He is now going through “the proper legal channels” to seek regular access to his children and attempting to stop Banner and her partner from taking them to Scotland. “I’m having to bring an action of my own, through the Family Courts in the Isle of Man to regain what is rightfully mine,” he says. “It does appear to be an inversion of justice. The criminal analogy would be that I’m going to court to prove my innocence against the presumption of guilt. I call it the Woman’s Hour position. In these situations, the man must always be in the wrong, the woman in the right. But I didn’t run away from home and abandon my children. That they’ve got an absentee father isn’t my decision.”
Musing on the latter point, he fumbles for a notepad in his bag. On it are scrawled words – themes that he wants to get across in the interview. “There’s no point in stewing in this, wallowing in self-pity,” he says. “I’ve had a fantastic life and it’s not over yet. I haven’t touched a drop of alcohol since last autumn, and I’ve no intention of doing so. I rediscovered my enthusiasm, my energy, my curiosity… I feel about 28 years old. At this rate I’ll be a teenager again soon.” He flashes a brittle smile. “I’m ready to rock ‘n’roll again.”

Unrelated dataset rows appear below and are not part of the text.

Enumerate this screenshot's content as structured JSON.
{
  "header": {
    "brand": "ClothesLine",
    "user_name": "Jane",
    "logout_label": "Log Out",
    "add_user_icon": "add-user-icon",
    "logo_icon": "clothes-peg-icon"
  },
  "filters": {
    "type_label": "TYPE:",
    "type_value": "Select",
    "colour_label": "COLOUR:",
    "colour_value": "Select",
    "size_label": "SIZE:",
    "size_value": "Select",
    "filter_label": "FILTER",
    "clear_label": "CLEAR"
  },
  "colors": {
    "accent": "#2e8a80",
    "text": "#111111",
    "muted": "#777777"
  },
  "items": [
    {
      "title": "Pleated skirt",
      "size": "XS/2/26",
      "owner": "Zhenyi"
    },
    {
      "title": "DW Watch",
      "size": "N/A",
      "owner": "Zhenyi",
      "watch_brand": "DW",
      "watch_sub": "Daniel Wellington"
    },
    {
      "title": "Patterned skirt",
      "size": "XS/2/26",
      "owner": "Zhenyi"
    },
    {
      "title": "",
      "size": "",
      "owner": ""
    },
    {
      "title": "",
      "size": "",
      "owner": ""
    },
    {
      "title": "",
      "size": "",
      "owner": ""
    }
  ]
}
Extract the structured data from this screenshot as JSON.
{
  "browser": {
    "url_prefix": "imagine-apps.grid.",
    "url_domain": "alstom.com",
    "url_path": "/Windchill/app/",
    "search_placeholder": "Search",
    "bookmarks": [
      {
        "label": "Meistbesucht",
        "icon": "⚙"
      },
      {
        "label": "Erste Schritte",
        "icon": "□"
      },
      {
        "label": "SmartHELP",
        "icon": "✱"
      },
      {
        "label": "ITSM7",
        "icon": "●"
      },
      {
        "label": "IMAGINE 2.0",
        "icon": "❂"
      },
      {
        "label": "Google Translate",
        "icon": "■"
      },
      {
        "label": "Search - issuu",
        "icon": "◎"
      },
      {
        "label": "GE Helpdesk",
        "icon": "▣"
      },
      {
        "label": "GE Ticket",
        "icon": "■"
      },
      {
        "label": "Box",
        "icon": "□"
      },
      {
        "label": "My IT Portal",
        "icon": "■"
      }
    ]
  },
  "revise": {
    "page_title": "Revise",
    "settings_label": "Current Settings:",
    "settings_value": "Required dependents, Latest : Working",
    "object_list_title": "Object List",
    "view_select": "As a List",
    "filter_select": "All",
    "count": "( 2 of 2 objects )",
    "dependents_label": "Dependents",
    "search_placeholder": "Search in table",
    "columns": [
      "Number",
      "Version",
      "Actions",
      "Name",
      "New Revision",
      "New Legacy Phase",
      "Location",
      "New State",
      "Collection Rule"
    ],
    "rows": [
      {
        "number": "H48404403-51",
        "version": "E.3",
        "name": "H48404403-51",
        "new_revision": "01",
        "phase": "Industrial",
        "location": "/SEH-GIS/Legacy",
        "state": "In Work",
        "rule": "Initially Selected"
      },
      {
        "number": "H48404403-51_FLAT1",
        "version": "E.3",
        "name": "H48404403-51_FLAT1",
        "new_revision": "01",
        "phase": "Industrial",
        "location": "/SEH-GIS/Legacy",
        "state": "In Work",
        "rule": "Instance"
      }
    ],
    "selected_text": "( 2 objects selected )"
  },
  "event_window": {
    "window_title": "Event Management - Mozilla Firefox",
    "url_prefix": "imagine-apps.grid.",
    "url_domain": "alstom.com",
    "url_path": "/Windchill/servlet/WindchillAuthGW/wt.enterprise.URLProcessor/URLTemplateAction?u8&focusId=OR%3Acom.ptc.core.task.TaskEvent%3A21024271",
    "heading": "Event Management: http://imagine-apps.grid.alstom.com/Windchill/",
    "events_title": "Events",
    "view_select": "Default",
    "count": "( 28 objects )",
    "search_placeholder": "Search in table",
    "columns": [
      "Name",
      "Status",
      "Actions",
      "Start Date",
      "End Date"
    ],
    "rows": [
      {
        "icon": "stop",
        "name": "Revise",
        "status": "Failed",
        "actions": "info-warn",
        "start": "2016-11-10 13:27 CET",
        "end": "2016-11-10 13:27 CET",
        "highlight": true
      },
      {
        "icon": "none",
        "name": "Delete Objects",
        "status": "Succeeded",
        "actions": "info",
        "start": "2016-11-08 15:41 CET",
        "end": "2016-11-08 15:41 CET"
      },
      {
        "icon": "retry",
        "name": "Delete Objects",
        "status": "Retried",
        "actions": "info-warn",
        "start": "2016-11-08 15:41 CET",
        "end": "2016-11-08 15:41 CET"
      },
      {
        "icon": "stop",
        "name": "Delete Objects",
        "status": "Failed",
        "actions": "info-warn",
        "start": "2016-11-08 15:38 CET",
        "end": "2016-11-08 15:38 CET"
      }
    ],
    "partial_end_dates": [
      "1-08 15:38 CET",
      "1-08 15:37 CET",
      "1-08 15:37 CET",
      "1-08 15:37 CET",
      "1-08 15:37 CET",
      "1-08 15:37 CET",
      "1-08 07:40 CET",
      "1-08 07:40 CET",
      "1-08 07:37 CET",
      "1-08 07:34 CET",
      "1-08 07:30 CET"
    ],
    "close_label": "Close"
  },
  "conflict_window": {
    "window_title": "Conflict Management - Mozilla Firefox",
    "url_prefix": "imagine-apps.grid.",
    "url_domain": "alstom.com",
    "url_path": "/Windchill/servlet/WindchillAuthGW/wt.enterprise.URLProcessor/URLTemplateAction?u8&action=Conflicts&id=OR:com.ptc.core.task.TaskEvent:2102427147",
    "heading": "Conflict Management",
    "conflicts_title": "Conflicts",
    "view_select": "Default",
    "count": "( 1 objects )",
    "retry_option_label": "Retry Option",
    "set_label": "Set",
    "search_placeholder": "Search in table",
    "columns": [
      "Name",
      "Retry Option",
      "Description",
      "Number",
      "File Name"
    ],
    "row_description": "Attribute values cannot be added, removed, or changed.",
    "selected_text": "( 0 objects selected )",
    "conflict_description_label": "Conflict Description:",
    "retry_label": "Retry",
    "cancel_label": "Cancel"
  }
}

This article was first published in The (London) Times on the 28th April 2009.